Red Cross spokesman Mario Musa told Reuters that the warehouses contained food supplies, tents, blankets and other aid supplies intended for Kabul citizens.
U.S. bombs also hit a Red Cross warehouse, which was marked with a large red cross on the roof, on Oct. 16. An ICRC Afghan employee was killed in that strike.
Rear Adm. John Stufflebeem, deputy director of operations for the Joint Chiefs of Staff, said in a press conference that a warehouse may have been damaged in today’s strikes, but he did not have details.
In keeping with Pentagon policy, Stufflebeem offered no details on today’s airstrikes, but said Thursday’s strikes, some of the heaviest on Kabul recently, hit 10 different target areas and involved about 80 warplanes. The prime targets were Taliban forces and cave complexes where Taliban or al-Qaida troops were believed to be hiding.
Taliban forces have continued to resist the advance of opposition Northern Alliance forces, despite five days of U.S. bombardment of Taliban front lines.
Northern Alliance forces reported heavy fighting in northern Afghanistan. A spokesman for Northern Alliance senior commander Ustad Attah confirmed that Taliban fighters had recaptured Marmul, a town roughly 10 miles southeast of Mazar-e-Sharif. The Northern Alliance had taken Marmul from the Taliban just days ago.
Despite signs of Taliban durability, President Bush said the military strikes on Afghanistan are eroding the Taliban’s strength.
“We’re slowly but surely dismantling Taliban defenses, Taliban military installations, the Taliban command and control structure — all aimed at bringing the al-Qaida criminals to justice,” the president said in a speech at the White House.
Stufflebeem echoed the president’s confidence when asked if the military was bogged down.
“This is a very complicated operation,” Stufflebeem said. “We’re satisfied with the way the campaign is being conducted… If we don’t have patience, we have to learn to have the patience.”
Great Britain announced today that 200 Royal Marines commandos would join the military effort in Afghanistan. Armed Forces Minister Adam Ingram told Parliament the Royal Marines will be stationed on assault ships, with 400 additional special forces troops will be on standby.
Pentagon seeks high-tech solutions
Addressing longer-range problems, the Pentagon said today it is seeking help from private companies to develop high-tech solutions to aid the military campaign.
The Pentagon is hoping to develop ways to detect chemical or biological warfare agents before they are released, and ways to defuse such weapons without releasing the deadly contents.

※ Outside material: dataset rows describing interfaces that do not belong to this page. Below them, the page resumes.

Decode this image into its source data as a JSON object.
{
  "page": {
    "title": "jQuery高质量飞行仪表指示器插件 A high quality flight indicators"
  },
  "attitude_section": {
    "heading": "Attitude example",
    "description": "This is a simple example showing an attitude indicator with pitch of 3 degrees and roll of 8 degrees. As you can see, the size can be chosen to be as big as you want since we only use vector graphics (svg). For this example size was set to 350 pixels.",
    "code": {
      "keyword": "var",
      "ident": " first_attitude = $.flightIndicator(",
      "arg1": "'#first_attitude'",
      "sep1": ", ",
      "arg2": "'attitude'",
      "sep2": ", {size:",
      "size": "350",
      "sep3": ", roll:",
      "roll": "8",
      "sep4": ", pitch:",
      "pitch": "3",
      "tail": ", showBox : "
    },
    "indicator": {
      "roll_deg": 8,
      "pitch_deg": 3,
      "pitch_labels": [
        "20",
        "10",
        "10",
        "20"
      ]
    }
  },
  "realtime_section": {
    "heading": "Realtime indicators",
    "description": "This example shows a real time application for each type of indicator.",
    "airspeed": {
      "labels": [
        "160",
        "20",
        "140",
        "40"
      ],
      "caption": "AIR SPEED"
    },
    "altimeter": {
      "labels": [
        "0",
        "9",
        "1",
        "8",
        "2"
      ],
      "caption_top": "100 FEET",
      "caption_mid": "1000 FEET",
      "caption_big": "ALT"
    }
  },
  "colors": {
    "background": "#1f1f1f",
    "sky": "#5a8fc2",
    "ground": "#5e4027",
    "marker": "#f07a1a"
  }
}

Other high-tech solutions include devices to map caves, see through walls, identify specific Afghan languages from short snippets of conversations, and identify specific individuals through voice prints.
The Pentagon said it would expect to see results within a year or 18 months.